      • 9-12.4.2.e.ii Construct the inscribed and circumscribed circles of a triangle.

      • 9-12.4.2.e.iii Prove properties of angles for a quadrilateral inscribed in a circle.

    • 9-12.4.2.f Find arc lengths and areas of sectors of circles.

      • 9-12.4.2.f.i Derive using similarity the fact that the length of the arc intercepted by an angle is proportional to the radius, and define the radian measure of the angle as the constant of proportionality.

      • 9-12.4.2.f.ii Derive the formula for the area of a sector.

  • 9-12.4.3 Objects in the plane can be described and analyzed algebraically

    • 9-12.4.3.a Express Geometric Properties with Equations.

      • 9-12.4.3.a.i Translate between the geometric description and the equation for a conic section

        • 9-12.4.3.a.i.1 Derive the equation of a circle of given center and radius using the Pythagorean Theorem.

        • 9-12.4.3.a.i.2 Complete the square to find the center and radius of a circle given by an equation.

        • 9-12.4.3.a.i.3 Derive the equation of a parabola given a focus and directrix.

      • 9-12.4.3.a.ii Use coordinates to prove simple geometric theorems algebraically

  • 9-12.4.4 Attributes of two- and three-dimensional objects are measurable and can be quantified

    • 9-12.4.4.a Explain volume formulas and use them to solve problems

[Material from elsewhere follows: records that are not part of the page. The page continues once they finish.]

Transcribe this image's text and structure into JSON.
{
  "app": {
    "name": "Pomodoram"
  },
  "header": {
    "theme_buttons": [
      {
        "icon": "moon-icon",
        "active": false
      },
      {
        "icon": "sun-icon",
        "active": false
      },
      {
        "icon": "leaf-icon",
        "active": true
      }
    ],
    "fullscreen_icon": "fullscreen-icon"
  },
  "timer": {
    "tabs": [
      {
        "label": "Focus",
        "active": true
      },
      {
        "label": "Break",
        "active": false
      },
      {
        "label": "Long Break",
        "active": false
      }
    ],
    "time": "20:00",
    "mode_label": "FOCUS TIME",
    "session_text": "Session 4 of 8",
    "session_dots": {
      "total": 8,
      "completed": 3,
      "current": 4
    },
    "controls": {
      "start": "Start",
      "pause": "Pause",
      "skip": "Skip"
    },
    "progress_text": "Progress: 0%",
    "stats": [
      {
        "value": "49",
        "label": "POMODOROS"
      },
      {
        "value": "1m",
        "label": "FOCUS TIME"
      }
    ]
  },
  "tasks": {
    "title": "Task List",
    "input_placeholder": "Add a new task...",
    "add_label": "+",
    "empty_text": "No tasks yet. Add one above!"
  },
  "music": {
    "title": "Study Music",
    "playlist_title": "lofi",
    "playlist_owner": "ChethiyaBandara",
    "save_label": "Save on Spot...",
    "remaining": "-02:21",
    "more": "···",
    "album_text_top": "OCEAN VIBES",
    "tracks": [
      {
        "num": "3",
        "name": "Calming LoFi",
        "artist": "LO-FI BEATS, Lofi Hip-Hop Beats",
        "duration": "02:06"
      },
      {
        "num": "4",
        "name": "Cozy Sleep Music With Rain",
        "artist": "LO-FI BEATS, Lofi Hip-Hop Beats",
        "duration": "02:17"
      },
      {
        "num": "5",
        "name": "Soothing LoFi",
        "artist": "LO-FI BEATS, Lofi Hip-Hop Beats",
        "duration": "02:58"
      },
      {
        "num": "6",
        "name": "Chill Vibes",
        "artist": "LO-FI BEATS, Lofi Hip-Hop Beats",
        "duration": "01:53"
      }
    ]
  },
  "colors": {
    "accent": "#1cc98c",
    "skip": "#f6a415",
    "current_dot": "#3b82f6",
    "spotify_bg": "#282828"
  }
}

      • 9-12.4.4.a.i Give an informal argument for the formulas for the circumference of a circle, area of a circle, volume of a cylinder, pyramid, and cone.

      • 9-12.4.4.a.ii Use volume formulas for cylinders, pyramids, cones, and spheres to solve problems.

    • 9-12.4.4.b Visualize relationships between two-dimensional and three-dimensional objects

  • 9-12.4.5 Objects in the real world can be modeled using geometric concepts